Marcondes’ journey is just one small tale in the larger story of Brentford’s incredible rise, but it says a lot about this club and the way it is run. They learn from their mistakes and, most importantly, they get better every year. Even after selling for £ 50million worth of talent to Ollie Watkins and Said Benrahma last summer, Brentford went on to earn six more points in the following league campaign.
It is the Brentford World Way under the ownership of Matthew Benham. Their data-driven approach is often referred to as “Moneyball,” but it’s a label Brentford doesn’t like. To focus on their amazing use of analytics is to miss the bigger point of people. Statistics help them find value in the market, yes. But it is the development of individuals, and the understanding of the human side of football, which then leads to rapid improvement of these players.
Watkins, Benrahma, Neal Maupay, Chris Mepham, Ezri Konsa, James Tarkowski, Andre Gray and the rest: the list of lucrative sales goes on. No club in England can claim to have mastered the transfer market and the subsequent development of their signings quite like Brentford. Each year they sell their best players, and yet they continue to improve as a team.
Now that they are a Premier League club, will the strategy change? The answer is no. The philosophy remains the same, but it is now moving up a level. A few years ago, Brentford was selling its players to the best teams in the championship. Then as they invested in the product and got better, they started selling to small and mid-sized Premier League teams.
Going forward, the plan will be to produce players of interest to the best teams in the Premier League and Europe. If they are selling in a different market, then they can start shopping in a different market. The cycle continues indefinitely, player by player, season by season. And the hope is that at the end of the day, there comes a time when Brentford just doesn’t need to sell anymore.

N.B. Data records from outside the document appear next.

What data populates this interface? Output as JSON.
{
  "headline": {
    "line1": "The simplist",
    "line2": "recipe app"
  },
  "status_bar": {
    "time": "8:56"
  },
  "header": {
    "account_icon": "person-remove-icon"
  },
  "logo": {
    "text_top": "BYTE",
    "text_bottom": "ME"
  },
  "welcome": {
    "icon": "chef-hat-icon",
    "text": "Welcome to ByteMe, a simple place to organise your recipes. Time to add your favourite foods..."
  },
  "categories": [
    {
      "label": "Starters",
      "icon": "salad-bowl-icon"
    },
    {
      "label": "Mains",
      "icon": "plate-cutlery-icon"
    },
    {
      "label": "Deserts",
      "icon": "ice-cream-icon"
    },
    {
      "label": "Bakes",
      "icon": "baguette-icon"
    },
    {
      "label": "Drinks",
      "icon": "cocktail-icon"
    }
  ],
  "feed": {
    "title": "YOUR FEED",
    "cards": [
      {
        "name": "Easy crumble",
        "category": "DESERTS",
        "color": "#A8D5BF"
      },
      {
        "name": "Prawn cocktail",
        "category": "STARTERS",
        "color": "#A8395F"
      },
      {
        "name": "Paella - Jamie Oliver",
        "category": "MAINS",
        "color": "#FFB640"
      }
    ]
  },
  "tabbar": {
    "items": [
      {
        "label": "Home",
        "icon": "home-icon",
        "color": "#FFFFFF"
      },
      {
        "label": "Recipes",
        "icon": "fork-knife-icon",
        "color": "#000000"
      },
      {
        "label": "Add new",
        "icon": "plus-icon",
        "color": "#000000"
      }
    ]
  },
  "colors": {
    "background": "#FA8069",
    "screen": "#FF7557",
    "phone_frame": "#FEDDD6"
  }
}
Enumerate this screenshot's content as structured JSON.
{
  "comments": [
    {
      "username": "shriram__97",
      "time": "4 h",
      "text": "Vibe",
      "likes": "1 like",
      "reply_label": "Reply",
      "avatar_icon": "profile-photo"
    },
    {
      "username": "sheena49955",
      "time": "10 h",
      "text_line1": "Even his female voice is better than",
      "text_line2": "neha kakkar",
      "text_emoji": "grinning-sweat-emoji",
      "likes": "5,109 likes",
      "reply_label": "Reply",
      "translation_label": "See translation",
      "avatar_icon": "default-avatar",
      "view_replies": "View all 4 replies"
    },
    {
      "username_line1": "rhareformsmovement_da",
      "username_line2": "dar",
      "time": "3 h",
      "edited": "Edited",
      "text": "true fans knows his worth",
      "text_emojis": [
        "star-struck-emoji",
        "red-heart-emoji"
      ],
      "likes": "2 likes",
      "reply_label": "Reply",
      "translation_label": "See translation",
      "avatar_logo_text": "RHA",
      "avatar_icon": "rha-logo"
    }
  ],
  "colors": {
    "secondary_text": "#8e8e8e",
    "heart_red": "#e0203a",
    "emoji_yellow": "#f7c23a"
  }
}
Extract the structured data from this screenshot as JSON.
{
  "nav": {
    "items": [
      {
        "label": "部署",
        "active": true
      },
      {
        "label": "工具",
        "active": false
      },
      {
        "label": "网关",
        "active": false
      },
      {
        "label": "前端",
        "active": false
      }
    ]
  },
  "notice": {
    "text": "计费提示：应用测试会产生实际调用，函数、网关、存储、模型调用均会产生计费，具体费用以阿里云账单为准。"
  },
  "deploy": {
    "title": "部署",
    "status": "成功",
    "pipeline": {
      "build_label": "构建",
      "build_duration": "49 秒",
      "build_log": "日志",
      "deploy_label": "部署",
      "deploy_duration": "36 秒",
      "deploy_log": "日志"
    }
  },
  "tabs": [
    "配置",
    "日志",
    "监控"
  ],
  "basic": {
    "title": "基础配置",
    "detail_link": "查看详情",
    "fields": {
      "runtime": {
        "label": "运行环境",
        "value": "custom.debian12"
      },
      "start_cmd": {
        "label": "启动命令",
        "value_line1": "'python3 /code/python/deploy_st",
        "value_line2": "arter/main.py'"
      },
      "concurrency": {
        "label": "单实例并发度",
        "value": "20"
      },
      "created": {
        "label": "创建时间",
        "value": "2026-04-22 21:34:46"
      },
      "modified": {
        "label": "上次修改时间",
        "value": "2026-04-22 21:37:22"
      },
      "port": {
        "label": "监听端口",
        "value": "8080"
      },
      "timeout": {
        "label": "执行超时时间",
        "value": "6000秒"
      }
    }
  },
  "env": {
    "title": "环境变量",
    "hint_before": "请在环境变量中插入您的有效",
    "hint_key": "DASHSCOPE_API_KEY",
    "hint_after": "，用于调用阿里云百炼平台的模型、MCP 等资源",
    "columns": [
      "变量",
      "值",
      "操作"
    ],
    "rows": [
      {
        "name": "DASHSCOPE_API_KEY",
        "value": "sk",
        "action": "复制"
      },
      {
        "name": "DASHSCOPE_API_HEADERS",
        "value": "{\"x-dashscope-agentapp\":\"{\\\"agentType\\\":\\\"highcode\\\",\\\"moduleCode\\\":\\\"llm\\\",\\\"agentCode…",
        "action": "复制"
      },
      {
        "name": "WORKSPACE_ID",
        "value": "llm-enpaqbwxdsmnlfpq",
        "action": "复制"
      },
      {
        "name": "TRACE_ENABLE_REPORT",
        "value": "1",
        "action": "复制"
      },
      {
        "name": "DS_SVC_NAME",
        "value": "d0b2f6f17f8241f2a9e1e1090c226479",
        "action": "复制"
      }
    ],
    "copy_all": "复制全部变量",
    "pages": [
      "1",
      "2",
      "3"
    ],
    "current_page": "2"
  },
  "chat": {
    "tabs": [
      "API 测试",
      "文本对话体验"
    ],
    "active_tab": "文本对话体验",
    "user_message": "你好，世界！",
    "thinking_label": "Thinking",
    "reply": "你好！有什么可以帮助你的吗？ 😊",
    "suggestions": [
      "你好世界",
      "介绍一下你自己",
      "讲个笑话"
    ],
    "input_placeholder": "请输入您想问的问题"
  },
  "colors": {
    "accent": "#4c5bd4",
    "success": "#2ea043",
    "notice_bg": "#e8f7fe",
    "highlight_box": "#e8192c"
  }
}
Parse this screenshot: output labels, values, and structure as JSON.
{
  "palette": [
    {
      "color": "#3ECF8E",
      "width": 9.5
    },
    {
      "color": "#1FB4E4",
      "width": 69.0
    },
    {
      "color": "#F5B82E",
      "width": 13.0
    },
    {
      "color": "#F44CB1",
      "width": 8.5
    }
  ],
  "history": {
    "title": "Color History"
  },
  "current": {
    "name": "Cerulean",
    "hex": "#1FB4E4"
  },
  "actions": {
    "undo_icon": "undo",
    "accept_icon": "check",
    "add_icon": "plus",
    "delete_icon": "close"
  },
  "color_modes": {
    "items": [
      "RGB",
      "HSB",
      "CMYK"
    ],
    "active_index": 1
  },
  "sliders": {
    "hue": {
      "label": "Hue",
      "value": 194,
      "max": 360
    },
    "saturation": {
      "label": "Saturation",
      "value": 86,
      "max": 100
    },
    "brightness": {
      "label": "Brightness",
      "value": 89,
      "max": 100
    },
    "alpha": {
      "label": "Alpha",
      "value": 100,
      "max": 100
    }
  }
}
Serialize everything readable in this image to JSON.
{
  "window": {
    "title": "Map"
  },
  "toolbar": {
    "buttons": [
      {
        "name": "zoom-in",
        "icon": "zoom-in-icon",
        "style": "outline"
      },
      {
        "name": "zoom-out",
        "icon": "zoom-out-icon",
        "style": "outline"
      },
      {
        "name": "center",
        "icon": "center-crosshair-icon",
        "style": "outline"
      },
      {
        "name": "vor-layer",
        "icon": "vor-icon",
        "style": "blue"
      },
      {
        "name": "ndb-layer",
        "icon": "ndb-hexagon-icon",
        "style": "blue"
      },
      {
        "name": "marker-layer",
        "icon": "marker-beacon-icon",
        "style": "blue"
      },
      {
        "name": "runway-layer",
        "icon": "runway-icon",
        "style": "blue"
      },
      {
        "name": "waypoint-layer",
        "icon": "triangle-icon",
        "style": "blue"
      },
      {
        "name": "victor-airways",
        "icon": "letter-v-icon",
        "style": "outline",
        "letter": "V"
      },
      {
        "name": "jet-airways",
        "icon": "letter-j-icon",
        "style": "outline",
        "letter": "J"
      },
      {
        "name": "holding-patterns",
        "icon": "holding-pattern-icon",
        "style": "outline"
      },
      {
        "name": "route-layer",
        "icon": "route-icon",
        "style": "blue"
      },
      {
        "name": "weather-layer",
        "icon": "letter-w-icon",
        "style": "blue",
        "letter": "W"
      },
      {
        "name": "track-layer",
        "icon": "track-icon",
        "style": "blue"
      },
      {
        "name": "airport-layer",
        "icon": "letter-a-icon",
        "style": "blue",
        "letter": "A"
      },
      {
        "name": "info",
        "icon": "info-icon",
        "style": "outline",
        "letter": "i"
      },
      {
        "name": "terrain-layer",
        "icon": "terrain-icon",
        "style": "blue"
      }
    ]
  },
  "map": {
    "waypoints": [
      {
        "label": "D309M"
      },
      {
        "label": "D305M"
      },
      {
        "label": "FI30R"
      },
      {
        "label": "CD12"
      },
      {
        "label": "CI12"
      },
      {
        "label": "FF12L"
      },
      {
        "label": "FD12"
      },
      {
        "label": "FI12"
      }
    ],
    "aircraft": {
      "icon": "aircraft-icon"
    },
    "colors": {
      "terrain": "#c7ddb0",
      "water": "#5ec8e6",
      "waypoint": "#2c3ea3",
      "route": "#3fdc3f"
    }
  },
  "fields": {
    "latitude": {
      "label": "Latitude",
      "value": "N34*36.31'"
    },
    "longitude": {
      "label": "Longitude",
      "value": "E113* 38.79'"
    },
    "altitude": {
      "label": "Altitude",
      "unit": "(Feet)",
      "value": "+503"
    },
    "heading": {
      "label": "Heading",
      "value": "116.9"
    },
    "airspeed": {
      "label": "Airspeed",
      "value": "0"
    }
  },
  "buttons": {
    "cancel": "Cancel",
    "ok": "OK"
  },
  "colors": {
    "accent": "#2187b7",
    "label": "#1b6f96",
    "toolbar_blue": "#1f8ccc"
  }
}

“We don’t use a lot of money, but we are very good at spotting and seeing the potential of the players,” said midfielder Mathias Jensen. “It’s a very healthy and well run club. I’m not worried about the Premier League and I’m not worried. Of course, it’s a different level, the biggest league in the world, but this club is capable of taking a new step forward.